▸ **Your assignment**: Write out the entries below once more, exactly, with the pictures left out.

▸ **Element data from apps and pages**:
■ ■ ■

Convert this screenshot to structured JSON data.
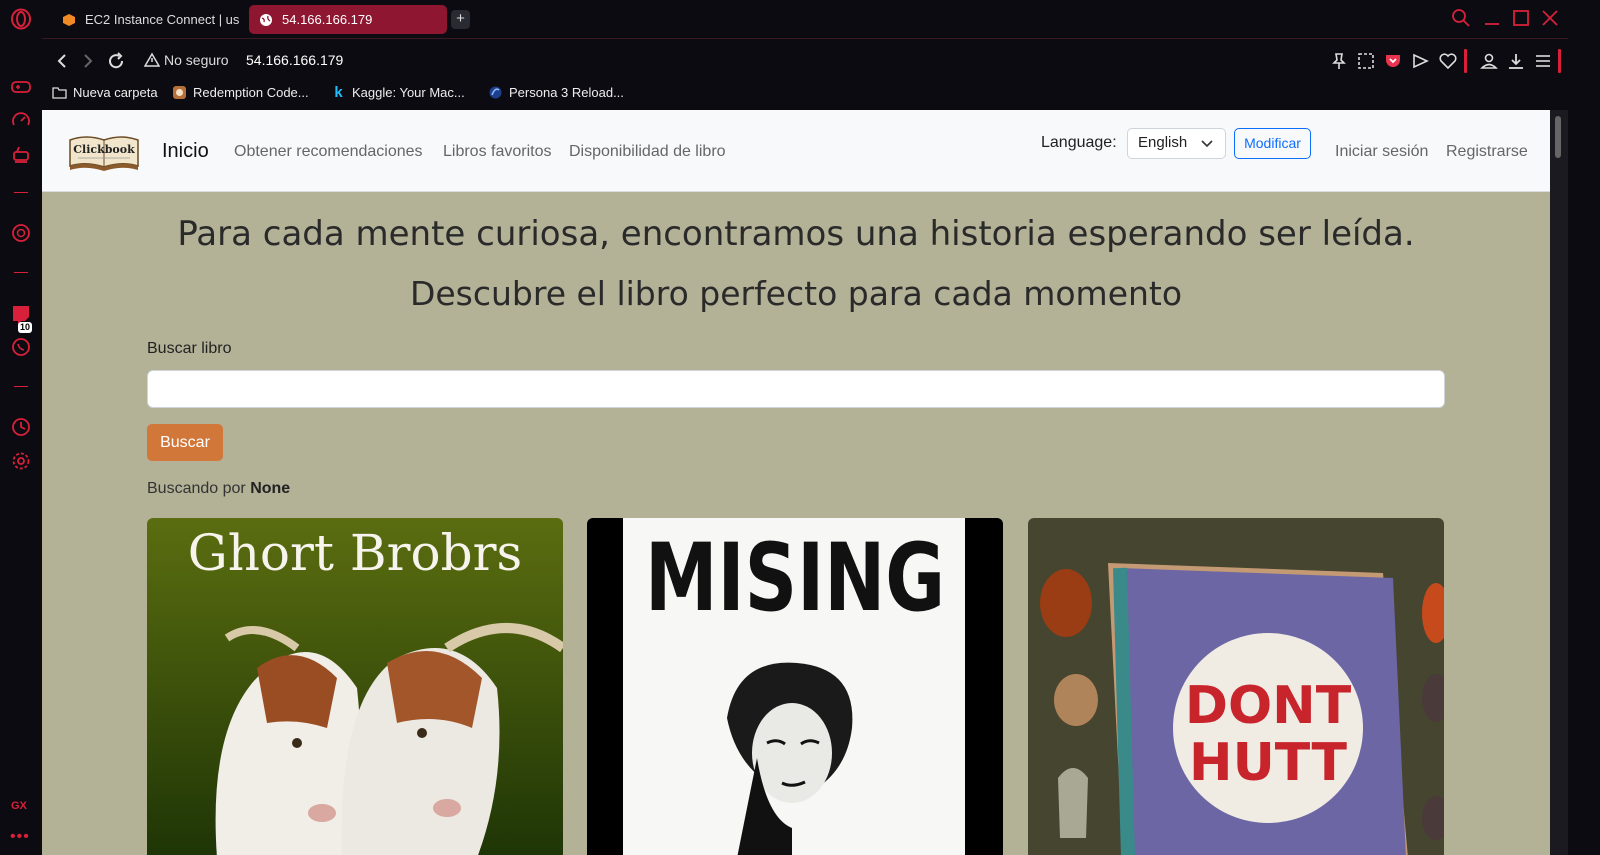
{
  "browser": {
    "tabs": [
      {
        "label": "EC2 Instance Connect | us",
        "active": false
      },
      {
        "label": "54.166.166.179",
        "active": true
      }
    ],
    "security_label": "No seguro",
    "url": "54.166.166.179",
    "bookmarks": [
      {
        "label": "Nueva carpeta"
      },
      {
        "label": "Redemption Code..."
      },
      {
        "label": "Kaggle: Your Mac..."
      },
      {
        "label": "Persona 3 Reload..."
      }
    ],
    "sidebar_badge": "10",
    "sidebar_gx_label": "GX",
    "accent_color": "#d8203a"
  },
  "site": {
    "nav": {
      "brand": "Inicio",
      "logo_text": "Clickbook",
      "links": [
        "Obtener recomendaciones",
        "Libros favoritos",
        "Disponibilidad de libro"
      ],
      "language_label": "Language:",
      "language_selected": "English",
      "modify_button": "Modificar",
      "login": "Iniciar sesión",
      "register": "Registrarse"
    },
    "hero": {
      "line1": "Para cada mente curiosa, encontramos una historia esperando ser leída.",
      "line2": "Descubre el libro perfecto para cada momento"
    },
    "search": {
      "label": "Buscar libro",
      "value": "",
      "button": "Buscar",
      "status_prefix": "Buscando por",
      "status_term": "None"
    },
    "books": [
      {
        "cover_text": "Ghort Brobrs"
      },
      {
        "cover_text": "MISING"
      },
      {
        "cover_text_line1": "DONT",
        "cover_text_line2": "HUTT"
      }
    ],
    "colors": {
      "page_bg": "#b3b196",
      "search_button": "#d2773a",
      "primary": "#0d6efd"
    }
  }
}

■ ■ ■

▸ **Output**:
Convert this screenshot to structured JSON data.
{
  "browser": {
    "tabs": [
      {
        "label": "EC2 Instance Connect | us",
        "active": false
      },
      {
        "label": "54.166.166.179",
        "active": true
      }
    ],
    "security_label": "No seguro",
    "url": "54.166.166.179",
    "bookmarks": [
      {
        "label": "Nueva carpeta"
      },
      {
        "label": "Redemption Code..."
      },
      {
        "label": "Kaggle: Your Mac..."
      },
      {
        "label": "Persona 3 Reload..."
      }
    ],
    "sidebar_badge": "10",
    "sidebar_gx_label": "GX",
    "accent_color": "#d8203a"
  },
  "site": {
    "nav": {
      "brand": "Inicio",
      "logo_text": "Clickbook",
      "links": [
        "Obtener recomendaciones",
        "Libros favoritos",
        "Disponibilidad de libro"
      ],
      "language_label": "Language:",
      "language_selected": "English",
      "modify_button": "Modificar",
      "login": "Iniciar sesión",
      "register": "Registrarse"
    },
    "hero": {
      "line1": "Para cada mente curiosa, encontramos una historia esperando ser leída.",
      "line2": "Descubre el libro perfecto para cada momento"
    },
    "search": {
      "label": "Buscar libro",
      "value": "",
      "button": "Buscar",
      "status_prefix": "Buscando por",
      "status_term": "None"
    },
    "books": [
      {
        "cover_text": "Ghort Brobrs"
      },
      {
        "cover_text": "MISING"
      },
      {
        "cover_text_line1": "DONT",
        "cover_text_line2": "HUTT"
      }
    ],
    "colors": {
      "page_bg": "#b3b196",
      "search_button": "#d2773a",
      "primary": "#0d6efd"
    }
  }
}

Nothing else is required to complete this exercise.